Start of DATASET EXCERPTS

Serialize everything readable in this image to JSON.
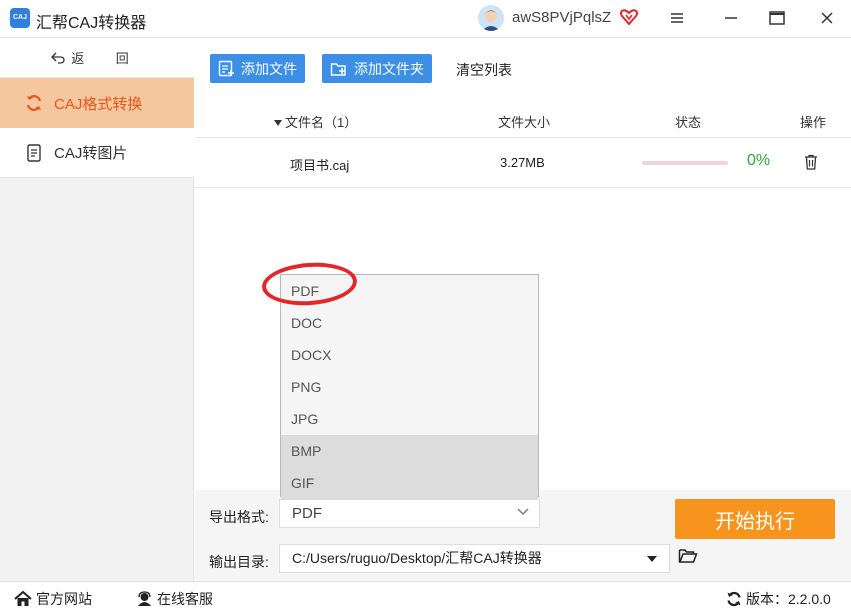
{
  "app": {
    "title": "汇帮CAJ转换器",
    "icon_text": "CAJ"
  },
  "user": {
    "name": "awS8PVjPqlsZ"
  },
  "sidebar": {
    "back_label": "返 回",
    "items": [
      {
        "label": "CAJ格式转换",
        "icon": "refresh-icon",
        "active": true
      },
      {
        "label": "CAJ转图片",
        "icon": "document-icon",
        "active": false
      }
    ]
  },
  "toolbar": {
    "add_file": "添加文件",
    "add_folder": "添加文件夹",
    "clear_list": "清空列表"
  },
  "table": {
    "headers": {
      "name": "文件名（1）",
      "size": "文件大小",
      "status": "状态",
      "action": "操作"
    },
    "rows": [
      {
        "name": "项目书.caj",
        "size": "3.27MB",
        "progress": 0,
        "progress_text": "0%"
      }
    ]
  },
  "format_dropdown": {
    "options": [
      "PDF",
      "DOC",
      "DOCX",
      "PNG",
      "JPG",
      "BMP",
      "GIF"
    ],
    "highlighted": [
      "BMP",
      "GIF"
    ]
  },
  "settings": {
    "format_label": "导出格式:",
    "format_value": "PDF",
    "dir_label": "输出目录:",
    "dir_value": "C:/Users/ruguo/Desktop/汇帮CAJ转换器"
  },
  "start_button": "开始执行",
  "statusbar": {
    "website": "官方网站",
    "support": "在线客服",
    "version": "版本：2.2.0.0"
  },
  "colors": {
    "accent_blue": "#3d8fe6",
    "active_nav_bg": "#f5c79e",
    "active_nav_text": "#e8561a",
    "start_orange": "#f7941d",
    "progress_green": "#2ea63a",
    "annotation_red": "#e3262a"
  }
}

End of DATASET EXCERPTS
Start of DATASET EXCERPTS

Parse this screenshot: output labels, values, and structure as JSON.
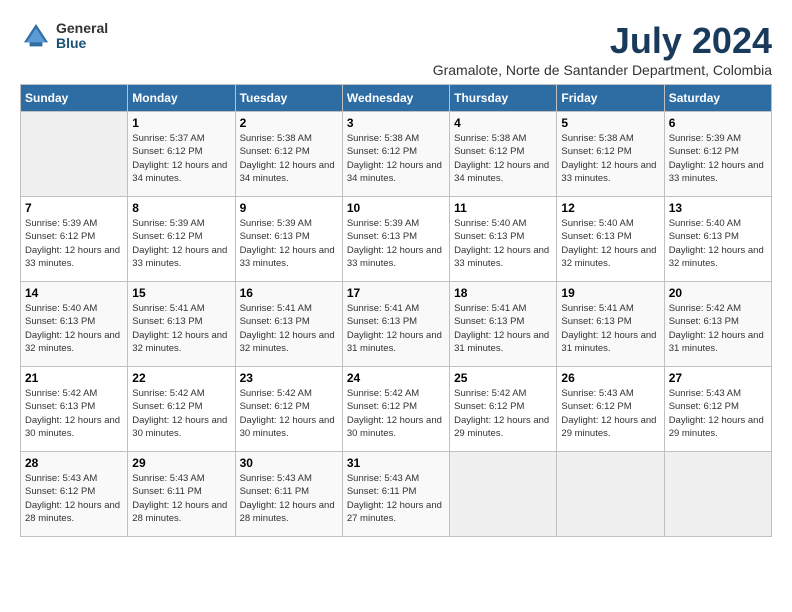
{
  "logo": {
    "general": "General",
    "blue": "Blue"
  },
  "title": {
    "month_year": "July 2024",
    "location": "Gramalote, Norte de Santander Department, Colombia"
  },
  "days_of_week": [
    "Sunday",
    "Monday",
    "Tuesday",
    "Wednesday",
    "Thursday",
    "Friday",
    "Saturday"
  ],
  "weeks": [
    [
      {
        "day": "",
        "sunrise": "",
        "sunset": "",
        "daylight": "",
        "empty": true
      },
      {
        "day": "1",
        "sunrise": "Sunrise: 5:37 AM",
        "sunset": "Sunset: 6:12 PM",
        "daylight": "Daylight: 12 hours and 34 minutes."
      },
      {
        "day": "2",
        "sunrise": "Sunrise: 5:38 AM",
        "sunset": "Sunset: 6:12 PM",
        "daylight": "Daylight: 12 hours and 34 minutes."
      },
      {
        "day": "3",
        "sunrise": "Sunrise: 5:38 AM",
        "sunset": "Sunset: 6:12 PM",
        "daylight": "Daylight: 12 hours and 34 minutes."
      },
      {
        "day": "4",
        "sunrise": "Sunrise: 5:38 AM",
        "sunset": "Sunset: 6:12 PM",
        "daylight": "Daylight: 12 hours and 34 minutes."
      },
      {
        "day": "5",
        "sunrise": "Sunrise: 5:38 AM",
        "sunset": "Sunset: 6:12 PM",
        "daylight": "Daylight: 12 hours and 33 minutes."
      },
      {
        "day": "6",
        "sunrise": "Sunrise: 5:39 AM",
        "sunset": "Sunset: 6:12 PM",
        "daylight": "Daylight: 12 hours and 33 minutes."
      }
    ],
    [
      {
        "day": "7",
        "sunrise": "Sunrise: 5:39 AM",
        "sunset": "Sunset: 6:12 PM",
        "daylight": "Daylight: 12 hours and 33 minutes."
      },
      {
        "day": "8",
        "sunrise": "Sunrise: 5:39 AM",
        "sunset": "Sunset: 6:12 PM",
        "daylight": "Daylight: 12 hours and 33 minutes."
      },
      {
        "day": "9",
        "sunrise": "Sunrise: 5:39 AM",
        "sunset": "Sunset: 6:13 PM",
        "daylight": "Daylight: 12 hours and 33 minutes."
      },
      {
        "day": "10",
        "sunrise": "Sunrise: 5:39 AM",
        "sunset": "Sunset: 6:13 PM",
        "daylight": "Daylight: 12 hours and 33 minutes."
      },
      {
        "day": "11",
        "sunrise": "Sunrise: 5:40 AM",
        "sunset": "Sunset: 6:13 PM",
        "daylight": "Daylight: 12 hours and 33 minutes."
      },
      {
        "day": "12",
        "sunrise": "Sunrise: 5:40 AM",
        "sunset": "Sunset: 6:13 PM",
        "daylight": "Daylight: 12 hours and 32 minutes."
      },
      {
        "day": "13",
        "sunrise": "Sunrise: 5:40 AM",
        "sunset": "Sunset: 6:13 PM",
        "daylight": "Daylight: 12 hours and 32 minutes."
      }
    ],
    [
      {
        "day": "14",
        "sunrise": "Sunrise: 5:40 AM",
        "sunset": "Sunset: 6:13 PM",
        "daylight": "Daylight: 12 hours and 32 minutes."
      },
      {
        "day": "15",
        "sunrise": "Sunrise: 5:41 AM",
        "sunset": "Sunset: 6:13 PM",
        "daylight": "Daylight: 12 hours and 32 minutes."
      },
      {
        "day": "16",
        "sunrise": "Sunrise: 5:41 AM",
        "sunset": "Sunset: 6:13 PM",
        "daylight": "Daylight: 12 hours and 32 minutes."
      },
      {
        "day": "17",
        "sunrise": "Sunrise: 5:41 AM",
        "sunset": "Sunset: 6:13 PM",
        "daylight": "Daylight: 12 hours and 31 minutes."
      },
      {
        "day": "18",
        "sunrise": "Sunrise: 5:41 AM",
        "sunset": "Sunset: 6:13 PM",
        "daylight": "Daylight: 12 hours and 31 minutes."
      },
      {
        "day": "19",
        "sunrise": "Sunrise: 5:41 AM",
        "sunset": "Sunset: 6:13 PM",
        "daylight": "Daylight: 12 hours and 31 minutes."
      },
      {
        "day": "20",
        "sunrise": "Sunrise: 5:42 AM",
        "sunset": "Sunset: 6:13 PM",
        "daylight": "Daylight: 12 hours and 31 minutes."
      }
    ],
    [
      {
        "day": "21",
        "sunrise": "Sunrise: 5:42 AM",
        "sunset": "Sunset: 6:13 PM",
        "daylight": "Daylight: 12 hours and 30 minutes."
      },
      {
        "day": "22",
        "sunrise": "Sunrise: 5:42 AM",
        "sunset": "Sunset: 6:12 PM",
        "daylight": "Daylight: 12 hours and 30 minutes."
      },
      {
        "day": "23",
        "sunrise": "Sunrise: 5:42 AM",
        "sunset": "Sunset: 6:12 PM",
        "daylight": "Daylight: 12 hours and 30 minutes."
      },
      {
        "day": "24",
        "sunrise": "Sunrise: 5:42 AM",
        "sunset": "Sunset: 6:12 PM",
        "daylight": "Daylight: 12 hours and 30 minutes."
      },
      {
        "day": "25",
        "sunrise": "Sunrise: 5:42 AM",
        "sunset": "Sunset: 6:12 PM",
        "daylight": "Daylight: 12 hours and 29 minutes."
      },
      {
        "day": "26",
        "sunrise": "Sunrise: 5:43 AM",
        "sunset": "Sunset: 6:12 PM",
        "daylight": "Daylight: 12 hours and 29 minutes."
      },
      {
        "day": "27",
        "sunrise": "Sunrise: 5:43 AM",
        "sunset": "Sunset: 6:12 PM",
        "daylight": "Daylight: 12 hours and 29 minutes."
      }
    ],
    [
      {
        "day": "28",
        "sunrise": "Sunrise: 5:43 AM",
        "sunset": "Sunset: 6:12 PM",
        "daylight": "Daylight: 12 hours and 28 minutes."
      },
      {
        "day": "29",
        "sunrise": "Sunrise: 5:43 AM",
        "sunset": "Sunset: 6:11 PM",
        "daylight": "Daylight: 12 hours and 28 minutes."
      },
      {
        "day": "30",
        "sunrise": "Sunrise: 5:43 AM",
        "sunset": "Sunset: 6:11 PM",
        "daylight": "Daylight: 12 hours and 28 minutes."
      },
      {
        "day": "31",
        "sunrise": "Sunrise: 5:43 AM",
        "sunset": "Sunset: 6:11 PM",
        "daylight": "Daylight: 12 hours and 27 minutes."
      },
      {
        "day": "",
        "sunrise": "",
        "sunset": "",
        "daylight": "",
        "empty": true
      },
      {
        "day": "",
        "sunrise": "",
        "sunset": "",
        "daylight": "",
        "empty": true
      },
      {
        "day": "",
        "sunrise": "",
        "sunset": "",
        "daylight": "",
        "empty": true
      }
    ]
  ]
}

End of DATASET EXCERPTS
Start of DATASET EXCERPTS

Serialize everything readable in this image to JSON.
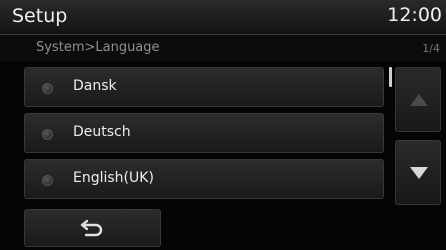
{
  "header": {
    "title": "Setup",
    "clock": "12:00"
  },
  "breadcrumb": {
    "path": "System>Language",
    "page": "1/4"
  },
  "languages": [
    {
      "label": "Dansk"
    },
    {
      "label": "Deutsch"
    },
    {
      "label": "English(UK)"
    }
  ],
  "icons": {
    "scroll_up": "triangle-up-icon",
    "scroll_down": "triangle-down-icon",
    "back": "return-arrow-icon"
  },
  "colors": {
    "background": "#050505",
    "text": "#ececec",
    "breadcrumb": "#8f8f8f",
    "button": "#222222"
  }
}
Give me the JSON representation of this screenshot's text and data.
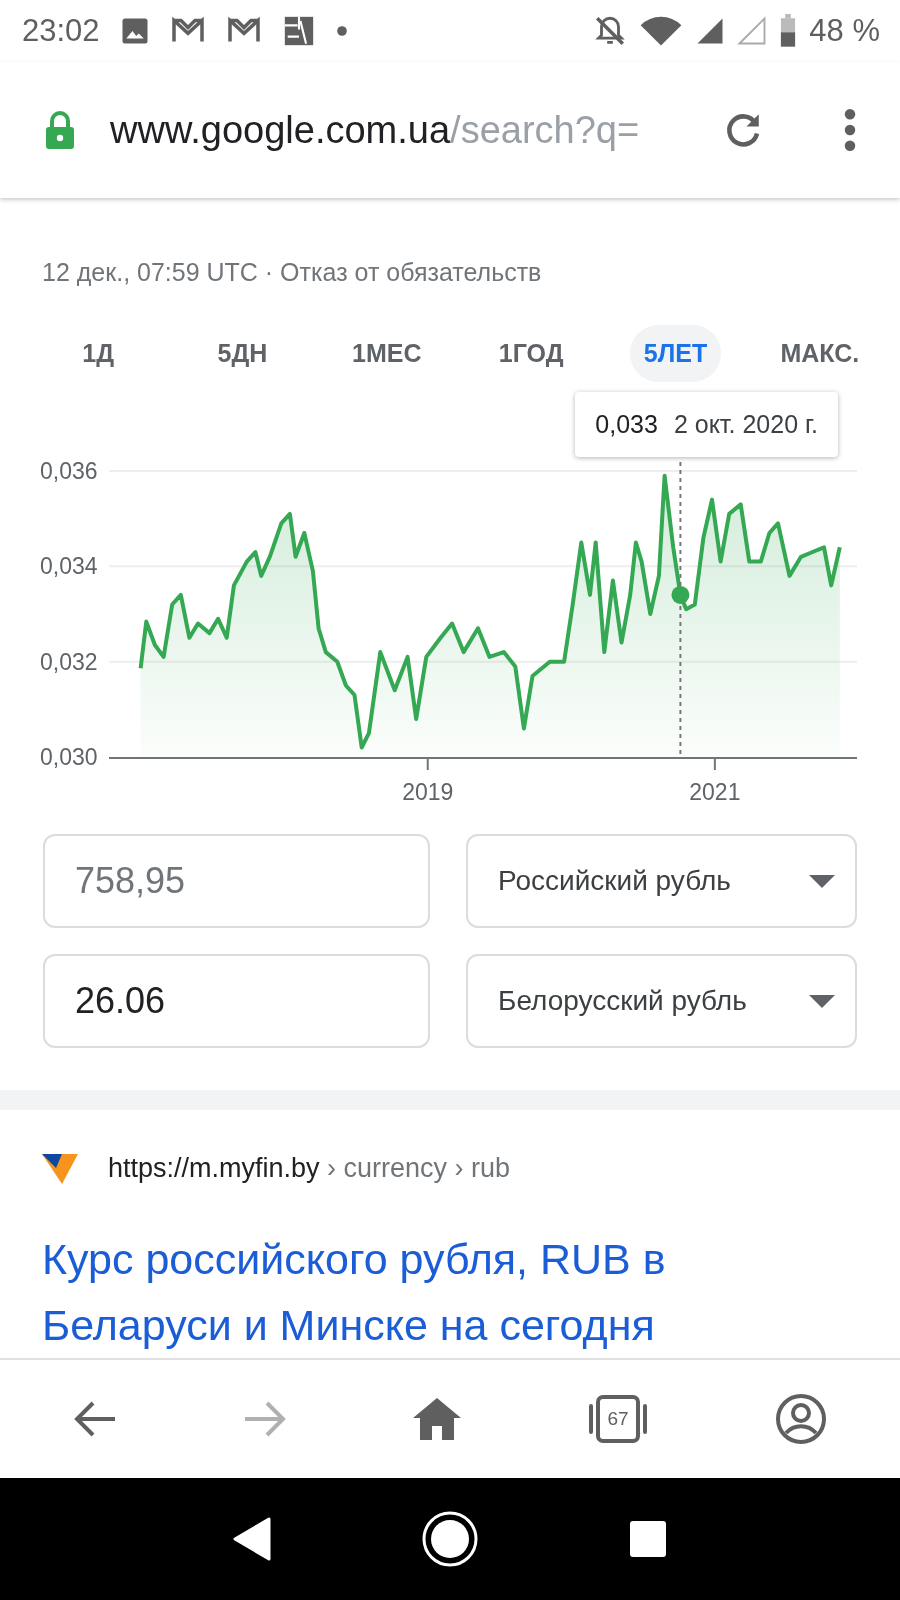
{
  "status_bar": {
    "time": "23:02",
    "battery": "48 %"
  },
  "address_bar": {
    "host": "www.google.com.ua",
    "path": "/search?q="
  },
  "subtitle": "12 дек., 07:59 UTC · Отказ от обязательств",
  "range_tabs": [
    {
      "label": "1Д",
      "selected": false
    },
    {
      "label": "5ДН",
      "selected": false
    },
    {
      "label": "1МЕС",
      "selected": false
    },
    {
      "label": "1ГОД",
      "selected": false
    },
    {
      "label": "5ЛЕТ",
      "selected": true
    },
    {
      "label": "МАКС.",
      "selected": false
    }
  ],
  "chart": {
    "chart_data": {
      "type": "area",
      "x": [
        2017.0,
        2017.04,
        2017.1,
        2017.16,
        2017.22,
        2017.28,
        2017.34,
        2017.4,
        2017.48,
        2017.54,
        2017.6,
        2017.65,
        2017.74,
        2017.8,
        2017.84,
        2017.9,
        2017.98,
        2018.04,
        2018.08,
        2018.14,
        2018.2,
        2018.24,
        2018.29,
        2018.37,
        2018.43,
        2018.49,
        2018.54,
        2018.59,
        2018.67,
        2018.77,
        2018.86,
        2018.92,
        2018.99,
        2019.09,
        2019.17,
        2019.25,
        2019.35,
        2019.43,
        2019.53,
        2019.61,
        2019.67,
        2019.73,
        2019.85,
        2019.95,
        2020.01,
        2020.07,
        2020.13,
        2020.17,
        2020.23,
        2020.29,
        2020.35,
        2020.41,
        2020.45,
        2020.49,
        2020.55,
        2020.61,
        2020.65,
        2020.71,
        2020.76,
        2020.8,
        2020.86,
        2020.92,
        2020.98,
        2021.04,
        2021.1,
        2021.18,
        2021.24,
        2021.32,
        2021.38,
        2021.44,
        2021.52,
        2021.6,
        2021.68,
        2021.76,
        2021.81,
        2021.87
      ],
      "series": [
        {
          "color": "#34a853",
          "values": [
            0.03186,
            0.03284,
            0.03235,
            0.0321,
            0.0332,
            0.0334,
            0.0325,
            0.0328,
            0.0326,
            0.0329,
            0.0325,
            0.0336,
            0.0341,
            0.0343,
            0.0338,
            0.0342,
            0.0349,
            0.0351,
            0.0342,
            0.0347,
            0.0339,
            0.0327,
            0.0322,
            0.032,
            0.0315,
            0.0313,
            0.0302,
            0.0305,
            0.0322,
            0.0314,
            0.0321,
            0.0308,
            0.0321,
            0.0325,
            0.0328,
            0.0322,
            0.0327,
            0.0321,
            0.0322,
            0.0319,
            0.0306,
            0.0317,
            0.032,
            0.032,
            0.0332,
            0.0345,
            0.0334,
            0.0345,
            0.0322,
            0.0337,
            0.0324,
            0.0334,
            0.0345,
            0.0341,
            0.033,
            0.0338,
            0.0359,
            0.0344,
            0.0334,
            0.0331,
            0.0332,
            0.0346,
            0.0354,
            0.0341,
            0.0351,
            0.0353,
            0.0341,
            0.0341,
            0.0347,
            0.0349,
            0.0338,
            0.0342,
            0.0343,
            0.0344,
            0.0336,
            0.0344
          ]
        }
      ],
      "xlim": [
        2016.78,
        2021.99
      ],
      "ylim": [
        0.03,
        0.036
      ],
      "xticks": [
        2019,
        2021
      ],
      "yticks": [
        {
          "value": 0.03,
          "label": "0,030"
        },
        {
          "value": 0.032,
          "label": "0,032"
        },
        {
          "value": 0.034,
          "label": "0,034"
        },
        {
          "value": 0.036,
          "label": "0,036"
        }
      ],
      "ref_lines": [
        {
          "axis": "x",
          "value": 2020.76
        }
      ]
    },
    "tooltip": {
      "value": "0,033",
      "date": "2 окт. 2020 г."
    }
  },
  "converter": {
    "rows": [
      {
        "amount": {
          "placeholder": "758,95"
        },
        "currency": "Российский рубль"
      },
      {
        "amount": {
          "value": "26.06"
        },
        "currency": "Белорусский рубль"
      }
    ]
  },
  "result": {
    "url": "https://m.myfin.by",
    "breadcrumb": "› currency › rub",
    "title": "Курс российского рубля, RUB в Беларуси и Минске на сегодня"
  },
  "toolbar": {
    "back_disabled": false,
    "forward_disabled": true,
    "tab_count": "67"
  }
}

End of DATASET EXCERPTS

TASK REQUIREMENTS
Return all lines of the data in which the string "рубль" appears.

ANSWER TO THIS PROBLEM
        "currency": "Российский рубль"
        "currency": "Белорусский рубль"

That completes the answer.